23
May 08

Setting up Spring MVC welcome page without rewrites or redirection

So you have a Spring MVC web application and want to make sure that when the user enters a URL such as
http://www.myawesomedomain.com he/she will see the home page of your application. How do you get Spring MVC’s RequestDispatcher servlet, which acts as the traffic cop and then some for your web application, to act as the default URL handler in the eyes of the web application? There are two good ways to do it, and two bad ones. Let’s start with the bad ones, of course:

  • Redirect through meta tag: you add a meta-refresh element to the head element which causes the browser showing the page to go the ‘real’ home page url, such as /index.do
  • You use JavaScript to force the page to redirect – this will also work but forces you to rely on client-side processes to get stuff done. For example: window.location="index.do" inside an index.html file.

Both are sub-prime because search engines are not too keen to follow such redirects, often time avoiding JavaScript altogether.

So what are the good ways:

  • Using Apache’s mod-rewrite to mask the URL of your application, but that assumes you have a web server in front of your application
  • Using the servlet API – which is what you read below

So how do you do it?

  1. In the application’s web.xml file map the RequestDispatcher servlet to handle requests for index.htm, aside from handling the extension of your liking, say, *.do. You do this through the servlet-mapping element. This should look like this:

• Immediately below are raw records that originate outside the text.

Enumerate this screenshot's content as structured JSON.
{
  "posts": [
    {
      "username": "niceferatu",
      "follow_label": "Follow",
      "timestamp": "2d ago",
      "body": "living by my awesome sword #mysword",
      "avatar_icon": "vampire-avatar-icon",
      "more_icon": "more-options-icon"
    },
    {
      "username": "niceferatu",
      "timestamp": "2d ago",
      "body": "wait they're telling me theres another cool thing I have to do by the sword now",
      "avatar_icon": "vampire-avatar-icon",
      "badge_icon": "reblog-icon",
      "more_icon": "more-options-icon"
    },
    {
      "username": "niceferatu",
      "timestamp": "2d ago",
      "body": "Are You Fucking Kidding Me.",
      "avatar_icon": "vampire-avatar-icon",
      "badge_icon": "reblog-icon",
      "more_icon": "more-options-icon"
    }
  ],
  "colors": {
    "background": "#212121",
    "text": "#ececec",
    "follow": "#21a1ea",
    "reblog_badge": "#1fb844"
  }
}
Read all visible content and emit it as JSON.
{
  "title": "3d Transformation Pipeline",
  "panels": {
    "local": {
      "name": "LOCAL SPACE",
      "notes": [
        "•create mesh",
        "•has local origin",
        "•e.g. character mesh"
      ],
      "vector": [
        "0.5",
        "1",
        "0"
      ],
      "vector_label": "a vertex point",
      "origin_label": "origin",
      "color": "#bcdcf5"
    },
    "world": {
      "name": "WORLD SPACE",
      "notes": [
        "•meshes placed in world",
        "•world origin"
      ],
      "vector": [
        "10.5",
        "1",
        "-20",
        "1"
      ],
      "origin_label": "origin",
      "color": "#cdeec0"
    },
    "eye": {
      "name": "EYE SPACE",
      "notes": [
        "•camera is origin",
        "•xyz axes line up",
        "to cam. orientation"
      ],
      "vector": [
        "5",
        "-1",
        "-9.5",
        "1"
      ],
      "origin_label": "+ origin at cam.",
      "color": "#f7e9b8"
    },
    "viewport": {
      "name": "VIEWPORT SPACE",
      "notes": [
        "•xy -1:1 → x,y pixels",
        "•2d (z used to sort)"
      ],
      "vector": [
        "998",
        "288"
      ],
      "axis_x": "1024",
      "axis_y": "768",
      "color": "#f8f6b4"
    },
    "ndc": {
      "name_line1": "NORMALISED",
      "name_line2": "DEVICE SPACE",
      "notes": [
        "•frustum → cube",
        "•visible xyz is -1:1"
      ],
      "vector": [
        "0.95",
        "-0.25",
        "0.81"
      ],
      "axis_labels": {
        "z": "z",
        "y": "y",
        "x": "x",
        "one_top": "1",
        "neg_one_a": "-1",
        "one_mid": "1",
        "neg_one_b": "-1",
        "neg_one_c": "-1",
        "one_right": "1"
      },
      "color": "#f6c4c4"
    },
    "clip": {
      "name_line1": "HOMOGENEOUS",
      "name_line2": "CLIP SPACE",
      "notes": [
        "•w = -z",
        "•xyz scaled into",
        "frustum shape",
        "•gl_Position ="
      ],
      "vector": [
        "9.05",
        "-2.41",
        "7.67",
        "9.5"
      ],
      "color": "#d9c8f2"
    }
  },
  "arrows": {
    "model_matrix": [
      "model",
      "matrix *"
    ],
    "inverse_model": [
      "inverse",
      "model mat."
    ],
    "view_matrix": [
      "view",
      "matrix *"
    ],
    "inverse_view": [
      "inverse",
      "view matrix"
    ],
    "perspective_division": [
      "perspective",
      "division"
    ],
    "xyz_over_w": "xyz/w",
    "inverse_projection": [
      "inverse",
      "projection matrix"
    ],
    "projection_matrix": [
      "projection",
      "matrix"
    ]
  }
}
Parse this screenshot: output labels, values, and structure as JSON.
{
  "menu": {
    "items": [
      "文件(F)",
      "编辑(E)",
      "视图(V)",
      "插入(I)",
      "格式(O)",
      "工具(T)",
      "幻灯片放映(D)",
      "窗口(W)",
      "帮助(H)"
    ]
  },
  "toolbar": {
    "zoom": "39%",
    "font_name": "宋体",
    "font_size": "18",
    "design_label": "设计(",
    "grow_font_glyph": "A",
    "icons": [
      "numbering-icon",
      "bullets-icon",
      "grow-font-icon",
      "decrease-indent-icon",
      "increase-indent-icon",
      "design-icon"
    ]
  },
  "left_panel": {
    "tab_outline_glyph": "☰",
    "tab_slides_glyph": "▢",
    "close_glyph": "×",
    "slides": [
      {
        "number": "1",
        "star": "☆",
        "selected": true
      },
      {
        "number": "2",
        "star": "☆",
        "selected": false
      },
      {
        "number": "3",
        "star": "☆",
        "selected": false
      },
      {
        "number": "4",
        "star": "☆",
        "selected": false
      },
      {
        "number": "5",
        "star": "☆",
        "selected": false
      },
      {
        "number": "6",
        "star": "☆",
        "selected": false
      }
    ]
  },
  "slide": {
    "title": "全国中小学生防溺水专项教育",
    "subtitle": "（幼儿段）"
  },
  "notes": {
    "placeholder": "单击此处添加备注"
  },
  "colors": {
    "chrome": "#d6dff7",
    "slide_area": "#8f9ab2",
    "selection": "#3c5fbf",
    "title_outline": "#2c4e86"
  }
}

    <servlet -mapping>
        </servlet><servlet -name>requestDispatcher</servlet>
        <url -pattern>*.do</url>
     </servlet -mapping>
      <servlet -mapping>
        </servlet><servlet -name>requestDispatcher</servlet>
        <url -pattern>/index.htm</url>
     </servlet -mapping>  
    
  2. Also in web.xml, set up a welcome file that may be requested by a browser when a user does not enter a specific page request, e.g. www.domain.com. Most browsers at a minimum will automatically request, on behalf of the user, index.html and index.htm.

So choose one, say index.htm and set the <welcome-file> element to look something like this:

<welcome-file-list>
<welcome-file>index.htm</welcome-file>
</welcome-file-list>

This will make your application by default make requests for ‘/’ go to index.htm.

  • The last and final step is to map the url index.htm to the controller for the application’s home page. You do this in a Spring MVC beans xml file when specifying the URL mapper.
    For example:

    <bean id="unAuthenticatedUrlMapping"
            class="org.springframework.web.servlet.handler.SimpleUrlHandlerMapping">
        <property name="mappings">
          <props>
            <prop key="/index.do">homePageController</prop>
            <prop key="/index.htm">homePageController</prop>
          </props>
        </property>
      </bean>
    

    This way the RequestDispatcher will know which control is actually going to load the information that will be displayed by the view for the home page.

  • And that’s it. No redirection. No nonsense.